What to produce
Count how many lines in the entries below hold "xray". Only the number belongs in the answer.

Provided entries
━━━━━━━━━━━━━━━━

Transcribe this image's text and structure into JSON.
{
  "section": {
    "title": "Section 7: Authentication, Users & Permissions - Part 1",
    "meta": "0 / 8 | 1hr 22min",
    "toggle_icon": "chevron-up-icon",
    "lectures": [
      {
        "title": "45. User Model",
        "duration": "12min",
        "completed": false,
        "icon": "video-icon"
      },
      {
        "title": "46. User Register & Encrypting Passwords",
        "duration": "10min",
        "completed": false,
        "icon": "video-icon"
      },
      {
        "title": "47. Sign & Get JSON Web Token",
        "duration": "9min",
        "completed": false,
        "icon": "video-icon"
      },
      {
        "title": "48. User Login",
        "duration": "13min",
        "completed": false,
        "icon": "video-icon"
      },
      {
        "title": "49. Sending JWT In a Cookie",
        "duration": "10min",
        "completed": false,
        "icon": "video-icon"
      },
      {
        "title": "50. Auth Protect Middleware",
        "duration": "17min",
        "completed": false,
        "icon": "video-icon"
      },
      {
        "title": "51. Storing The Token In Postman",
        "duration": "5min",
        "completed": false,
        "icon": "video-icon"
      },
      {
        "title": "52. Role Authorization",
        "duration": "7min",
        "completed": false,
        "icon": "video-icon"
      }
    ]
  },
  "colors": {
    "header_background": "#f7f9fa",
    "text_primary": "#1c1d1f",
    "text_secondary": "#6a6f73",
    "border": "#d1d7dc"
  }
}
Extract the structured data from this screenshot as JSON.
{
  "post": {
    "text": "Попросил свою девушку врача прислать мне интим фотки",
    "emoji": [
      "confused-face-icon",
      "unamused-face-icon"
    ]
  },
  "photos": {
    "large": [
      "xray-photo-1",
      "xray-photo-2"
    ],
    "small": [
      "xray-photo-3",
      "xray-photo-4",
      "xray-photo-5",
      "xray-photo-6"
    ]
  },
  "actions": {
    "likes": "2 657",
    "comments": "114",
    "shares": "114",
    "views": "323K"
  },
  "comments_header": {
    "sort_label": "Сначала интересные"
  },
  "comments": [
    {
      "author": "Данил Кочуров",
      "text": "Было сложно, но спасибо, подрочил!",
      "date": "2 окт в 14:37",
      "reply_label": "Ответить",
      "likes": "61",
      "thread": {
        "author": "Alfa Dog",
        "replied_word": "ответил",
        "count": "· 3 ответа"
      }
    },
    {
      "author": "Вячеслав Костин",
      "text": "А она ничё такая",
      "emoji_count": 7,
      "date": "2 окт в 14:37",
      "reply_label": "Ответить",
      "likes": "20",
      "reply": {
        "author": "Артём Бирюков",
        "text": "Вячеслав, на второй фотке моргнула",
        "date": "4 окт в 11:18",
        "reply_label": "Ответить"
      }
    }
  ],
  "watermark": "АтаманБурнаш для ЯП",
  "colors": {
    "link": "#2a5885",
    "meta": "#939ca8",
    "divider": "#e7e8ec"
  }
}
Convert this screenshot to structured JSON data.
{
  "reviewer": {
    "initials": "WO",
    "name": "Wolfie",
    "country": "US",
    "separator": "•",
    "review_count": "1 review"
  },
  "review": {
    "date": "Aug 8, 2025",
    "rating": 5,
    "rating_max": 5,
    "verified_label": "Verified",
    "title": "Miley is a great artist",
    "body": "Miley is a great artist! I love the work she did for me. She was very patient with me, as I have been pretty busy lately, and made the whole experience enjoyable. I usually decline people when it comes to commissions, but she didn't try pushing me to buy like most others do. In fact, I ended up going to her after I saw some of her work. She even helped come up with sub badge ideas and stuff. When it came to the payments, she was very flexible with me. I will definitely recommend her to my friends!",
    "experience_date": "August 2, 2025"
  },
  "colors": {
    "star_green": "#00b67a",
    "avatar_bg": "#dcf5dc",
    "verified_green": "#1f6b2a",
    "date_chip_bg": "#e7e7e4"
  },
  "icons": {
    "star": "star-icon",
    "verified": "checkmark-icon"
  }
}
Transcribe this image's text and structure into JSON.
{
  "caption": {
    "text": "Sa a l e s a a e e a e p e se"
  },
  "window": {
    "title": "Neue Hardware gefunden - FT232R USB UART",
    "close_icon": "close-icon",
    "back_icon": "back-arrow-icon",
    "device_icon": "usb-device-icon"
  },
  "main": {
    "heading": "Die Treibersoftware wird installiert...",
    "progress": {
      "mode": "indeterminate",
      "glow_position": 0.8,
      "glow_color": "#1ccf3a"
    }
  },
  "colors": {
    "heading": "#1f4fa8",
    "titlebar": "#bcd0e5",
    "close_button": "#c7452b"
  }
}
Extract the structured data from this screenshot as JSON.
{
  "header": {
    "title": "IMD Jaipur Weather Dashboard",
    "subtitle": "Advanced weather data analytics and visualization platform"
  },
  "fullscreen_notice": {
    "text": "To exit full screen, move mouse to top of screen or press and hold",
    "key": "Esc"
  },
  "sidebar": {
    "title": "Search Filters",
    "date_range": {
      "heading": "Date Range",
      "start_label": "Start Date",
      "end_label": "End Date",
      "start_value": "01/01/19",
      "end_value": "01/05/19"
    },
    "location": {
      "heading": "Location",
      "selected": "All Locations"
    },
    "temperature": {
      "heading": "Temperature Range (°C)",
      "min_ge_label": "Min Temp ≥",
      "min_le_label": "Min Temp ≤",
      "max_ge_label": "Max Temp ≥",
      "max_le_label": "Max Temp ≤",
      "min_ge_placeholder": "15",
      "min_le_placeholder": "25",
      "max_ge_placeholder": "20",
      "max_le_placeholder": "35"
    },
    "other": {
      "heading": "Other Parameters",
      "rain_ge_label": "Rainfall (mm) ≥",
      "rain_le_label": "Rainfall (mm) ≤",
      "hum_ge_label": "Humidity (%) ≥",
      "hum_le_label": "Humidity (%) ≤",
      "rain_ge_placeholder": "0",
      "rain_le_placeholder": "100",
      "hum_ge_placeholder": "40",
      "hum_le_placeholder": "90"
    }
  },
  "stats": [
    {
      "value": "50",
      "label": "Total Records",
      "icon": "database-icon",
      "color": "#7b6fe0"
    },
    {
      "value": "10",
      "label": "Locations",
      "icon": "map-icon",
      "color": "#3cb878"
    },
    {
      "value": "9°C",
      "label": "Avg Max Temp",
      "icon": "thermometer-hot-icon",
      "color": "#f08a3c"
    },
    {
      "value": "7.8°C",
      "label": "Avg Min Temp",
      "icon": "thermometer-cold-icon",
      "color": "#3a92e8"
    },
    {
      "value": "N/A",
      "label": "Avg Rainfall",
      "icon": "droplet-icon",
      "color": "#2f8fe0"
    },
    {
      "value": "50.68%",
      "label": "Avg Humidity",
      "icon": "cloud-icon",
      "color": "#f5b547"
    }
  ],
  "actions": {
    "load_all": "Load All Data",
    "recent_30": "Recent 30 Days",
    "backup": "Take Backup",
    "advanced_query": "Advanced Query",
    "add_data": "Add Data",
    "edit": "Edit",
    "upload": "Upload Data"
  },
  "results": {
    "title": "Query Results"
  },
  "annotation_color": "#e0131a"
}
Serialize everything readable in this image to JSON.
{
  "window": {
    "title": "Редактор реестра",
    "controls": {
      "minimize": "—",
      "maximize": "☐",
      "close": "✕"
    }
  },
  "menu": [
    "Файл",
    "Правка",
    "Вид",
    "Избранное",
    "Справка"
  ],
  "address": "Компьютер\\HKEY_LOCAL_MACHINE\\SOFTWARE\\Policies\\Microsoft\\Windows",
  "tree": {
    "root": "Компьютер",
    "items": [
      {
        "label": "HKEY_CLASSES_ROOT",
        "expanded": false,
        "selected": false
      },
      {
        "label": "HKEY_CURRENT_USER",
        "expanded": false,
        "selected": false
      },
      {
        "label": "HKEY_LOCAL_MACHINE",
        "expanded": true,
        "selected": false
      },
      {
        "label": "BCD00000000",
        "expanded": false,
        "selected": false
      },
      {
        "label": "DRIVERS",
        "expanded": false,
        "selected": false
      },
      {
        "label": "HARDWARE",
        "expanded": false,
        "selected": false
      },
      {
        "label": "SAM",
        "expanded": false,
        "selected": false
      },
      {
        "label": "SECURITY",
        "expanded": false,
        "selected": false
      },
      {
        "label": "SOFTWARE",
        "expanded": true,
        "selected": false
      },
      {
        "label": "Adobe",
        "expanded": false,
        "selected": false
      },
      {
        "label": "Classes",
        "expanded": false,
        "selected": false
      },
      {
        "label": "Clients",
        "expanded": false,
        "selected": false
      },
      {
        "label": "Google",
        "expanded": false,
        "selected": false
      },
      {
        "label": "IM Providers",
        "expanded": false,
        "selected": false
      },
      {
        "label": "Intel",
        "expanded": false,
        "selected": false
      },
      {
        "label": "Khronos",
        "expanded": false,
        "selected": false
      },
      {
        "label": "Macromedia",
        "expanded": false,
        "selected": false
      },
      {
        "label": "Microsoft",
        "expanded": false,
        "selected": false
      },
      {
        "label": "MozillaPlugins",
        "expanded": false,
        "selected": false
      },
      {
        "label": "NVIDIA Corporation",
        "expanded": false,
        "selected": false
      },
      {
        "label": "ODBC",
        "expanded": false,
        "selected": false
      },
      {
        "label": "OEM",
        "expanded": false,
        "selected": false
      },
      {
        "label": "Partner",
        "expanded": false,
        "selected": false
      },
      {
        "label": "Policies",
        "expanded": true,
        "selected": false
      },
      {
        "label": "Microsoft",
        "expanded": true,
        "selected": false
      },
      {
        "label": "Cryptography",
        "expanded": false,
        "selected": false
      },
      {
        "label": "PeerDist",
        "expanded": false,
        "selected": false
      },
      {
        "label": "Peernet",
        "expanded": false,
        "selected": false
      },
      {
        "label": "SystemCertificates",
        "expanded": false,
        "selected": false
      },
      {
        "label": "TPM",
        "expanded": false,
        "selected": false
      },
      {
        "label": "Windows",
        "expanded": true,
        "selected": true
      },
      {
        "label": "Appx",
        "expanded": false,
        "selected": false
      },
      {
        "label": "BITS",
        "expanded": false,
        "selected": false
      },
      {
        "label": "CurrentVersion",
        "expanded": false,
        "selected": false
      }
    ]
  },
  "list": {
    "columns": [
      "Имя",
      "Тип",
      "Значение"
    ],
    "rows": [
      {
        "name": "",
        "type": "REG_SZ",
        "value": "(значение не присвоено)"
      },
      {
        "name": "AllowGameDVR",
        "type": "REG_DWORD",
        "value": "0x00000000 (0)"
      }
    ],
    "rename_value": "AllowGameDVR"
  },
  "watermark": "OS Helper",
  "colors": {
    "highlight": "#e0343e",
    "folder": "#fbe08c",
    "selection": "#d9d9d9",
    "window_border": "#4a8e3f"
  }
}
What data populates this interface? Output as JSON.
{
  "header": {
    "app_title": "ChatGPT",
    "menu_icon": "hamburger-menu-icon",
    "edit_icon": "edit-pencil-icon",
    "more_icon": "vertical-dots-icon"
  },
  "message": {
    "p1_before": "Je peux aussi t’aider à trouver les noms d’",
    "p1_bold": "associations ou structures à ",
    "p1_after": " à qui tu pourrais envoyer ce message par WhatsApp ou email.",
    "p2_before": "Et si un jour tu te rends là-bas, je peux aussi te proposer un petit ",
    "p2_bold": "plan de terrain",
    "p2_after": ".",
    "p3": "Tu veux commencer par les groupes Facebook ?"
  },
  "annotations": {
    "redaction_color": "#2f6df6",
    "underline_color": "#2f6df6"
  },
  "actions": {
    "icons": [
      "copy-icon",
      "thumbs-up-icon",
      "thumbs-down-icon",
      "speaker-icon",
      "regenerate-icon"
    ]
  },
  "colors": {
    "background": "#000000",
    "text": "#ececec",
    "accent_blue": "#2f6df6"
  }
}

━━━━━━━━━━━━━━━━

Output
6